Go through the listing and write out all of it exactly.

» **Data for processing**:

****************

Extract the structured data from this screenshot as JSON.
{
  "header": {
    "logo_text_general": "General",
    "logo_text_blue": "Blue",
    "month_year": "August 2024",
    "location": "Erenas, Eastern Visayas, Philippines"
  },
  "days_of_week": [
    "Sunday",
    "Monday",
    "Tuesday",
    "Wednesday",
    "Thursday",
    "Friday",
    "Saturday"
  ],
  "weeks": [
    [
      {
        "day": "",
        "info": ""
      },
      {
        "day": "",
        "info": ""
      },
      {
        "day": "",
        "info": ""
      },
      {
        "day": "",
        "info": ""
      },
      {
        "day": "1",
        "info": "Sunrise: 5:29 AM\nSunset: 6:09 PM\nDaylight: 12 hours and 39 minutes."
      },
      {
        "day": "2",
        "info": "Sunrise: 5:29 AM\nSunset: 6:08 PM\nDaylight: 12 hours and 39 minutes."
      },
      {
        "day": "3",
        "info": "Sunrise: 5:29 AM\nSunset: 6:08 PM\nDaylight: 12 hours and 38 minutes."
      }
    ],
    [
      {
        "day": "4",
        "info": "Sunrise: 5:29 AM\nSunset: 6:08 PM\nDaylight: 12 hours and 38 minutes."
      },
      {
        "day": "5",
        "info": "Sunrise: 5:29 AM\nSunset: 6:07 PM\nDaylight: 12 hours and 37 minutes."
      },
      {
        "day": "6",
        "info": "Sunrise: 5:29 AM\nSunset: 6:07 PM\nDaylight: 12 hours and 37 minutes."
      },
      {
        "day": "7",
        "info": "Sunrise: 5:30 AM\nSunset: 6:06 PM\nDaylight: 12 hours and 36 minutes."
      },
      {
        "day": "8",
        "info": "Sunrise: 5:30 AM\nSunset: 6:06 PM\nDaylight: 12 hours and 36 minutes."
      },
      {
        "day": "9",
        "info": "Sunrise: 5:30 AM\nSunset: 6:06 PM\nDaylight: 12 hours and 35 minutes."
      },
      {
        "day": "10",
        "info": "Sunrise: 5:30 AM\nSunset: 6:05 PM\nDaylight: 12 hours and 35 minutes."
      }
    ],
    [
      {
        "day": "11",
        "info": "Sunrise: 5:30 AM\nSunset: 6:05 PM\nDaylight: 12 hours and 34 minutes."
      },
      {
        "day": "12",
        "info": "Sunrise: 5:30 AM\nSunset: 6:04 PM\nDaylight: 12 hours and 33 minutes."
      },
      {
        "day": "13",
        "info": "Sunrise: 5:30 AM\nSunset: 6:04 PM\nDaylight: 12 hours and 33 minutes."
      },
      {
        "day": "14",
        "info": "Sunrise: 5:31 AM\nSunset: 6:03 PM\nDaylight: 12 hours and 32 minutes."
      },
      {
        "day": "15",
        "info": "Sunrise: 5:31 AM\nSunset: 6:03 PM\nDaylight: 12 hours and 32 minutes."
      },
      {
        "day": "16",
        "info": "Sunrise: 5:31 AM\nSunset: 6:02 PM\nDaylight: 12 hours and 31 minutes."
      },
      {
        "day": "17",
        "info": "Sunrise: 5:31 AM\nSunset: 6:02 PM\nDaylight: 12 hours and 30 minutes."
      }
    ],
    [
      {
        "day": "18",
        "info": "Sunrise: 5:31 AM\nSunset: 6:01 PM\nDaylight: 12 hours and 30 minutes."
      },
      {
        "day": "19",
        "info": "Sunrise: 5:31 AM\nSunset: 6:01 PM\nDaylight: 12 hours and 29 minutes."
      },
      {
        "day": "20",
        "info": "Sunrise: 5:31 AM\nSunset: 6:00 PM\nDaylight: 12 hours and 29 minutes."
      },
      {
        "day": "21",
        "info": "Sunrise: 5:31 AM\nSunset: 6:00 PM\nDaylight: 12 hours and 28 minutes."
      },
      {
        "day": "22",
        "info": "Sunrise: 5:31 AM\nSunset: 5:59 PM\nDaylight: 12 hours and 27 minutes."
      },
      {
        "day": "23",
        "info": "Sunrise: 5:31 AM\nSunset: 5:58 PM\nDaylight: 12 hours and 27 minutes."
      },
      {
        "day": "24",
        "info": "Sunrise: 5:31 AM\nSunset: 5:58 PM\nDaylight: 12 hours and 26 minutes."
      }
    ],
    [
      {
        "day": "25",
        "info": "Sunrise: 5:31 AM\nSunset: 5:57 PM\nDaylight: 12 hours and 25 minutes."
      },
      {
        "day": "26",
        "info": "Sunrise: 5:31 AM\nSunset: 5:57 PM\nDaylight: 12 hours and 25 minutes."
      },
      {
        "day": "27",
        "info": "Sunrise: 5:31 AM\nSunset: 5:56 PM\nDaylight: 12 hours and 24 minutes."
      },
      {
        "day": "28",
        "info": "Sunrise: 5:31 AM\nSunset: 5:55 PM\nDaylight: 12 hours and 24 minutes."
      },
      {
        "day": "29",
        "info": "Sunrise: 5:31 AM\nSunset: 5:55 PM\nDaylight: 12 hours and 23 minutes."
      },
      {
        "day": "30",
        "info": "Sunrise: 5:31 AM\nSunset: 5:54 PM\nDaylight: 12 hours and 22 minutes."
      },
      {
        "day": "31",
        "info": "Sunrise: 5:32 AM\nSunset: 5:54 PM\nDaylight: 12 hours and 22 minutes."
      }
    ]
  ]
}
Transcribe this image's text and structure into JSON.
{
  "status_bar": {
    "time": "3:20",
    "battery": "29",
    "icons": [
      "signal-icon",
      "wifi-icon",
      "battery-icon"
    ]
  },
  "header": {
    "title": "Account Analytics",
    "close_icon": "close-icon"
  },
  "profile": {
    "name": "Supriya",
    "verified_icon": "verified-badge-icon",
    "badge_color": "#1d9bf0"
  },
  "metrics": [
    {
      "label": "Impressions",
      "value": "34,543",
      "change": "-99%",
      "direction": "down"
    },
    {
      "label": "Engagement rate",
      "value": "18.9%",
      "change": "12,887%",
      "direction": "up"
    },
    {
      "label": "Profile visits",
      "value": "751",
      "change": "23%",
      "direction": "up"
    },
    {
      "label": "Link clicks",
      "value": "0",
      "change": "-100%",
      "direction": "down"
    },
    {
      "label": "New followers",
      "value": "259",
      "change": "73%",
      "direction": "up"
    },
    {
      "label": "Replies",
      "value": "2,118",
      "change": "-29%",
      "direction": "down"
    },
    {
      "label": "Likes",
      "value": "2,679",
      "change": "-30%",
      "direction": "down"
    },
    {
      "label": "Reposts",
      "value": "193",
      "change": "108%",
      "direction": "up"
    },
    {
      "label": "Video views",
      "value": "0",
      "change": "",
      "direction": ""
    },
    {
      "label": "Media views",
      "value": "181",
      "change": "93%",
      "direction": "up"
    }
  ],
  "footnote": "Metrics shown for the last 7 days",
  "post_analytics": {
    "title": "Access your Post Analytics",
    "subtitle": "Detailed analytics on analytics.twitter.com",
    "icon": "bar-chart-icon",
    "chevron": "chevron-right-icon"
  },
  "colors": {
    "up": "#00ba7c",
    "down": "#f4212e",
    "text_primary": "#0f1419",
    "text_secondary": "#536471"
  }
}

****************

» **Solution to this task**:
Extract the structured data from this screenshot as JSON.
{
  "header": {
    "logo_text_general": "General",
    "logo_text_blue": "Blue",
    "month_year": "August 2024",
    "location": "Erenas, Eastern Visayas, Philippines"
  },
  "days_of_week": [
    "Sunday",
    "Monday",
    "Tuesday",
    "Wednesday",
    "Thursday",
    "Friday",
    "Saturday"
  ],
  "weeks": [
    [
      {
        "day": "",
        "info": ""
      },
      {
        "day": "",
        "info": ""
      },
      {
        "day": "",
        "info": ""
      },
      {
        "day": "",
        "info": ""
      },
      {
        "day": "1",
        "info": "Sunrise: 5:29 AM\nSunset: 6:09 PM\nDaylight: 12 hours and 39 minutes."
      },
      {
        "day": "2",
        "info": "Sunrise: 5:29 AM\nSunset: 6:08 PM\nDaylight: 12 hours and 39 minutes."
      },
      {
        "day": "3",
        "info": "Sunrise: 5:29 AM\nSunset: 6:08 PM\nDaylight: 12 hours and 38 minutes."
      }
    ],
    [
      {
        "day": "4",
        "info": "Sunrise: 5:29 AM\nSunset: 6:08 PM\nDaylight: 12 hours and 38 minutes."
      },
      {
        "day": "5",
        "info": "Sunrise: 5:29 AM\nSunset: 6:07 PM\nDaylight: 12 hours and 37 minutes."
      },
      {
        "day": "6",
        "info": "Sunrise: 5:29 AM\nSunset: 6:07 PM\nDaylight: 12 hours and 37 minutes."
      },
      {
        "day": "7",
        "info": "Sunrise: 5:30 AM\nSunset: 6:06 PM\nDaylight: 12 hours and 36 minutes."
      },
      {
        "day": "8",
        "info": "Sunrise: 5:30 AM\nSunset: 6:06 PM\nDaylight: 12 hours and 36 minutes."
      },
      {
        "day": "9",
        "info": "Sunrise: 5:30 AM\nSunset: 6:06 PM\nDaylight: 12 hours and 35 minutes."
      },
      {
        "day": "10",
        "info": "Sunrise: 5:30 AM\nSunset: 6:05 PM\nDaylight: 12 hours and 35 minutes."
      }
    ],
    [
      {
        "day": "11",
        "info": "Sunrise: 5:30 AM\nSunset: 6:05 PM\nDaylight: 12 hours and 34 minutes."
      },
      {
        "day": "12",
        "info": "Sunrise: 5:30 AM\nSunset: 6:04 PM\nDaylight: 12 hours and 33 minutes."
      },
      {
        "day": "13",
        "info": "Sunrise: 5:30 AM\nSunset: 6:04 PM\nDaylight: 12 hours and 33 minutes."
      },
      {
        "day": "14",
        "info": "Sunrise: 5:31 AM\nSunset: 6:03 PM\nDaylight: 12 hours and 32 minutes."
      },
      {
        "day": "15",
        "info": "Sunrise: 5:31 AM\nSunset: 6:03 PM\nDaylight: 12 hours and 32 minutes."
      },
      {
        "day": "16",
        "info": "Sunrise: 5:31 AM\nSunset: 6:02 PM\nDaylight: 12 hours and 31 minutes."
      },
      {
        "day": "17",
        "info": "Sunrise: 5:31 AM\nSunset: 6:02 PM\nDaylight: 12 hours and 30 minutes."
      }
    ],
    [
      {
        "day": "18",
        "info": "Sunrise: 5:31 AM\nSunset: 6:01 PM\nDaylight: 12 hours and 30 minutes."
      },
      {
        "day": "19",
        "info": "Sunrise: 5:31 AM\nSunset: 6:01 PM\nDaylight: 12 hours and 29 minutes."
      },
      {
        "day": "20",
        "info": "Sunrise: 5:31 AM\nSunset: 6:00 PM\nDaylight: 12 hours and 29 minutes."
      },
      {
        "day": "21",
        "info": "Sunrise: 5:31 AM\nSunset: 6:00 PM\nDaylight: 12 hours and 28 minutes."
      },
      {
        "day": "22",
        "info": "Sunrise: 5:31 AM\nSunset: 5:59 PM\nDaylight: 12 hours and 27 minutes."
      },
      {
        "day": "23",
        "info": "Sunrise: 5:31 AM\nSunset: 5:58 PM\nDaylight: 12 hours and 27 minutes."
      },
      {
        "day": "24",
        "info": "Sunrise: 5:31 AM\nSunset: 5:58 PM\nDaylight: 12 hours and 26 minutes."
      }
    ],
    [
      {
        "day": "25",
        "info": "Sunrise: 5:31 AM\nSunset: 5:57 PM\nDaylight: 12 hours and 25 minutes."
      },
      {
        "day": "26",
        "info": "Sunrise: 5:31 AM\nSunset: 5:57 PM\nDaylight: 12 hours and 25 minutes."
      },
      {
        "day": "27",
        "info": "Sunrise: 5:31 AM\nSunset: 5:56 PM\nDaylight: 12 hours and 24 minutes."
      },
      {
        "day": "28",
        "info": "Sunrise: 5:31 AM\nSunset: 5:55 PM\nDaylight: 12 hours and 24 minutes."
      },
      {
        "day": "29",
        "info": "Sunrise: 5:31 AM\nSunset: 5:55 PM\nDaylight: 12 hours and 23 minutes."
      },
      {
        "day": "30",
        "info": "Sunrise: 5:31 AM\nSunset: 5:54 PM\nDaylight: 12 hours and 22 minutes."
      },
      {
        "day": "31",
        "info": "Sunrise: 5:32 AM\nSunset: 5:54 PM\nDaylight: 12 hours and 22 minutes."
      }
    ]
  ]
}
Transcribe this image's text and structure into JSON.
{
  "status_bar": {
    "time": "3:20",
    "battery": "29",
    "icons": [
      "signal-icon",
      "wifi-icon",
      "battery-icon"
    ]
  },
  "header": {
    "title": "Account Analytics",
    "close_icon": "close-icon"
  },
  "profile": {
    "name": "Supriya",
    "verified_icon": "verified-badge-icon",
    "badge_color": "#1d9bf0"
  },
  "metrics": [
    {
      "label": "Impressions",
      "value": "34,543",
      "change": "-99%",
      "direction": "down"
    },
    {
      "label": "Engagement rate",
      "value": "18.9%",
      "change": "12,887%",
      "direction": "up"
    },
    {
      "label": "Profile visits",
      "value": "751",
      "change": "23%",
      "direction": "up"
    },
    {
      "label": "Link clicks",
      "value": "0",
      "change": "-100%",
      "direction": "down"
    },
    {
      "label": "New followers",
      "value": "259",
      "change": "73%",
      "direction": "up"
    },
    {
      "label": "Replies",
      "value": "2,118",
      "change": "-29%",
      "direction": "down"
    },
    {
      "label": "Likes",
      "value": "2,679",
      "change": "-30%",
      "direction": "down"
    },
    {
      "label": "Reposts",
      "value": "193",
      "change": "108%",
      "direction": "up"
    },
    {
      "label": "Video views",
      "value": "0",
      "change": "",
      "direction": ""
    },
    {
      "label": "Media views",
      "value": "181",
      "change": "93%",
      "direction": "up"
    }
  ],
  "footnote": "Metrics shown for the last 7 days",
  "post_analytics": {
    "title": "Access your Post Analytics",
    "subtitle": "Detailed analytics on analytics.twitter.com",
    "icon": "bar-chart-icon",
    "chevron": "chevron-right-icon"
  },
  "colors": {
    "up": "#00ba7c",
    "down": "#f4212e",
    "text_primary": "#0f1419",
    "text_secondary": "#536471"
  }
}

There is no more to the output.